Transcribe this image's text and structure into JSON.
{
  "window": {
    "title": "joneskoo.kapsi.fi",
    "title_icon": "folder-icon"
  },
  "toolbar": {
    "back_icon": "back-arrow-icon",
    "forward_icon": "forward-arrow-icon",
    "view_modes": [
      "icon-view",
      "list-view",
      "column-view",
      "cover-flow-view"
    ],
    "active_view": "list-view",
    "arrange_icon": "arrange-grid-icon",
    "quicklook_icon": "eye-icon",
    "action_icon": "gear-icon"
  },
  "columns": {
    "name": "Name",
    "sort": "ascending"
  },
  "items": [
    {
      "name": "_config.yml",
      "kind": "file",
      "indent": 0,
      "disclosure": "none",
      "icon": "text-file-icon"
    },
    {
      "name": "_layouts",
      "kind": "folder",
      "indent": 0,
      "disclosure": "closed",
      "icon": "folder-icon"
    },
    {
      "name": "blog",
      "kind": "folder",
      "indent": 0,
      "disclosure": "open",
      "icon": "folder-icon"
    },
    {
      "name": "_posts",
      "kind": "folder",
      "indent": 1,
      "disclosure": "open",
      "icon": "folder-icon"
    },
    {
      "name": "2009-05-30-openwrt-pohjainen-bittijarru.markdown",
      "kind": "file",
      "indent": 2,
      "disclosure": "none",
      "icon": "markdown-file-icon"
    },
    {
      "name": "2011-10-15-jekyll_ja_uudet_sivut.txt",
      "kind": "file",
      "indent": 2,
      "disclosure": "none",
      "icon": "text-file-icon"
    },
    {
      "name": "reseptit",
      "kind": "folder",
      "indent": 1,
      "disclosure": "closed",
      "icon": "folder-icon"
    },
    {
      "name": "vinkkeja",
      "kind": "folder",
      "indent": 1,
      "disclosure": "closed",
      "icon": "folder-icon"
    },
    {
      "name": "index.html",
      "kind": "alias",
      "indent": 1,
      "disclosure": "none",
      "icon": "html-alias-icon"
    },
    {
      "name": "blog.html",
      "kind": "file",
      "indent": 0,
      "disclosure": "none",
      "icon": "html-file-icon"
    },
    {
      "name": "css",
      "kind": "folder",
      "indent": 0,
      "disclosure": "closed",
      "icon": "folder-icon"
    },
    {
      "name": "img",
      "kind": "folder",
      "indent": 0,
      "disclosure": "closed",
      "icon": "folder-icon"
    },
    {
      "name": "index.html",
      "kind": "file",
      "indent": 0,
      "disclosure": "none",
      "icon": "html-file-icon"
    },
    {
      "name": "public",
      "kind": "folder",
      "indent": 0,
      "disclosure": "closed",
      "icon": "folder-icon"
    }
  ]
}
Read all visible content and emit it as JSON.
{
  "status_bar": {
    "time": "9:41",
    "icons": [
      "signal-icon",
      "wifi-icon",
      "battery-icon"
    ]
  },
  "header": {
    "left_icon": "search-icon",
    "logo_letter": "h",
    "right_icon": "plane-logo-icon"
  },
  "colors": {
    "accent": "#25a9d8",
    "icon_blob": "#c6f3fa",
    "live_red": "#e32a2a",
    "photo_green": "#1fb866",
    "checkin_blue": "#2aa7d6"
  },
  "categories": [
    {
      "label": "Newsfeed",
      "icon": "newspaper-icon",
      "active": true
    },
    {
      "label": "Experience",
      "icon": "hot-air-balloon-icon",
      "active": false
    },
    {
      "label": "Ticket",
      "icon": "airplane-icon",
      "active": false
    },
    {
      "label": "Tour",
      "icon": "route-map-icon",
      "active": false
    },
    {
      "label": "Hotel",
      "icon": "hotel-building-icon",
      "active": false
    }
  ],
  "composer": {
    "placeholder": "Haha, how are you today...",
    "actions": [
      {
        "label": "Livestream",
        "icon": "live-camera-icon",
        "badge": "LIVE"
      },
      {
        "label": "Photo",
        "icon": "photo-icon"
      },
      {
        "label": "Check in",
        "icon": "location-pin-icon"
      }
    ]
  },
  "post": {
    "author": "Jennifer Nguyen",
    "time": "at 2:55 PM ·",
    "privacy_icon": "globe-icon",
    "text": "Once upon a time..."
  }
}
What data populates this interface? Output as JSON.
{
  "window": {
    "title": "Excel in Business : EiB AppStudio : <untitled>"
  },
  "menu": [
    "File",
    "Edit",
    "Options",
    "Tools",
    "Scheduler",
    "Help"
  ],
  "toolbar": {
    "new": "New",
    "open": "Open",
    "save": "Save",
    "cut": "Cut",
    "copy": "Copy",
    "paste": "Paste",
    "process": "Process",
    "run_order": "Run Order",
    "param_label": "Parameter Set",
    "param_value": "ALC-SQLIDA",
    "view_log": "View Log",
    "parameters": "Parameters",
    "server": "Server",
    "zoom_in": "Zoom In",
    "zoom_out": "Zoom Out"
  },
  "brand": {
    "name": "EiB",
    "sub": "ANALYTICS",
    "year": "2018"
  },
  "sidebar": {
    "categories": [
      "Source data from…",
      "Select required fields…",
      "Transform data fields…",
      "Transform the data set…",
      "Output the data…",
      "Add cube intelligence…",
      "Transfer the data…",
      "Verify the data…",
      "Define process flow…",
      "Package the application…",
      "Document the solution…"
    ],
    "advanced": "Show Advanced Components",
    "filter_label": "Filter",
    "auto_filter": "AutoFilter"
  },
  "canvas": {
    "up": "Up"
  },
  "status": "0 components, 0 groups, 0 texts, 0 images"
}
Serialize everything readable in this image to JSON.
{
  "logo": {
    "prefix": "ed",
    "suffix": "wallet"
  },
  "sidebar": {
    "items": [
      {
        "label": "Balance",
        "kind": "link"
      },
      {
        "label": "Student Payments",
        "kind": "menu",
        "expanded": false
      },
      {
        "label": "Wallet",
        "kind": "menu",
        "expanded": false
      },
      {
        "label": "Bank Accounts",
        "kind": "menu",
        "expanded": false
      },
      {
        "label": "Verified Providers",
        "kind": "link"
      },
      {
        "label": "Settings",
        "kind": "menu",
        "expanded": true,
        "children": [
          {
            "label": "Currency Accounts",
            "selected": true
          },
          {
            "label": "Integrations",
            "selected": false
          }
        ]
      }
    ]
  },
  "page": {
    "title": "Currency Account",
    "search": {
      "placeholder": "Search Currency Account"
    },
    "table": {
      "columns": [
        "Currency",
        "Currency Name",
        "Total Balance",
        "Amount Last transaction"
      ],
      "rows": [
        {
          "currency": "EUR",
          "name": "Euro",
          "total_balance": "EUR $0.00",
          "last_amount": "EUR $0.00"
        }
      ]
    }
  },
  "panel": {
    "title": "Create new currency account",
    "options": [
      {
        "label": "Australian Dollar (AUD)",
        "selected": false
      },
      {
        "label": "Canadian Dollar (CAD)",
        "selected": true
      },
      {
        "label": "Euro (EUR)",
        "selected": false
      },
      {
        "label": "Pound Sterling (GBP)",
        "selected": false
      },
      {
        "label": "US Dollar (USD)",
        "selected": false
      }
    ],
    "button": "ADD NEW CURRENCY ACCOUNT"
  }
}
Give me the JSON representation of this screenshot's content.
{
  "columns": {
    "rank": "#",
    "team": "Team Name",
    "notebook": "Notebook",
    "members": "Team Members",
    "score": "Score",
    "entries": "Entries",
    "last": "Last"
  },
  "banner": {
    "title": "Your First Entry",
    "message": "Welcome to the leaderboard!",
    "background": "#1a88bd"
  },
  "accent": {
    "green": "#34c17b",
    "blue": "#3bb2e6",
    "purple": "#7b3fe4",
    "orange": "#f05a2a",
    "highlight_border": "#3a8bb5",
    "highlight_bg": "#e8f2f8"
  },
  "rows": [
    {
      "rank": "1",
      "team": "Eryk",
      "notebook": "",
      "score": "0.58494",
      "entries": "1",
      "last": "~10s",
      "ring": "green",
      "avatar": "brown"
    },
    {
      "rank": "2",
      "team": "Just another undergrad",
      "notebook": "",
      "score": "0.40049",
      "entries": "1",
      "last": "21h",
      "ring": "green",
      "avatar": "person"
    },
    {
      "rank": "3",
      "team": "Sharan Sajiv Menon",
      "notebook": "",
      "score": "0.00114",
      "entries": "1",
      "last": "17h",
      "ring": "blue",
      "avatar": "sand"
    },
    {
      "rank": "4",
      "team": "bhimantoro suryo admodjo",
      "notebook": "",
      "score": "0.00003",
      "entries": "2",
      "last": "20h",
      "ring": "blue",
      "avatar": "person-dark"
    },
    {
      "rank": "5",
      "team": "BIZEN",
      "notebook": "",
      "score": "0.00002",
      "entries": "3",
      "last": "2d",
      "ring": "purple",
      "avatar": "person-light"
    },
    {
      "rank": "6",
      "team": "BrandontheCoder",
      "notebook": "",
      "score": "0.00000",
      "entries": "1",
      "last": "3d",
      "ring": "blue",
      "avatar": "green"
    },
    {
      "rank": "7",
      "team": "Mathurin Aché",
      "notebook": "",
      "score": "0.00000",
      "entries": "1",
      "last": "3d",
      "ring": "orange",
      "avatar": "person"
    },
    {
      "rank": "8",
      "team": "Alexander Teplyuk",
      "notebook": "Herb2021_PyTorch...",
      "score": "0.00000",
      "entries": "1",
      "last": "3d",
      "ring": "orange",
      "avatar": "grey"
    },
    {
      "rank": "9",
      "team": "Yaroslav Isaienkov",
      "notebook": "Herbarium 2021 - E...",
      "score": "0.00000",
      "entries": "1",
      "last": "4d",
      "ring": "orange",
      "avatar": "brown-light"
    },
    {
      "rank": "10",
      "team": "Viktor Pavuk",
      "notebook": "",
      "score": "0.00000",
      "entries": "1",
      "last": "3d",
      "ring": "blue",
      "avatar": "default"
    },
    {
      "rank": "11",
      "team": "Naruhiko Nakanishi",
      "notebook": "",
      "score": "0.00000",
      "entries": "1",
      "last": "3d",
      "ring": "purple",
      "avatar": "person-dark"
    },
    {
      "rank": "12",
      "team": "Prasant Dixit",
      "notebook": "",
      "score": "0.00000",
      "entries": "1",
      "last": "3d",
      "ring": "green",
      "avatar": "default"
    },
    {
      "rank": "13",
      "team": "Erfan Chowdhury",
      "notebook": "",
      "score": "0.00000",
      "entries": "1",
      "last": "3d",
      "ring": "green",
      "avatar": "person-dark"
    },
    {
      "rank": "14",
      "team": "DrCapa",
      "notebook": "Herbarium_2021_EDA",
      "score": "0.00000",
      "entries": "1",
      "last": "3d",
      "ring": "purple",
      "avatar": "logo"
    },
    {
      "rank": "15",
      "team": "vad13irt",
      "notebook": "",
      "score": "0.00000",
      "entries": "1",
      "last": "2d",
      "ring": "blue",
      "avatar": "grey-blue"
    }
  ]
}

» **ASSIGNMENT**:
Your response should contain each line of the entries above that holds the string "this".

» **WRITTEN ANSWER**:
Transcribe this image's text and structure into JSON.
What data populates this interface? Output as JSON.
Serialize everything readable in this image to JSON.
Give me the JSON representation of this screenshot's content.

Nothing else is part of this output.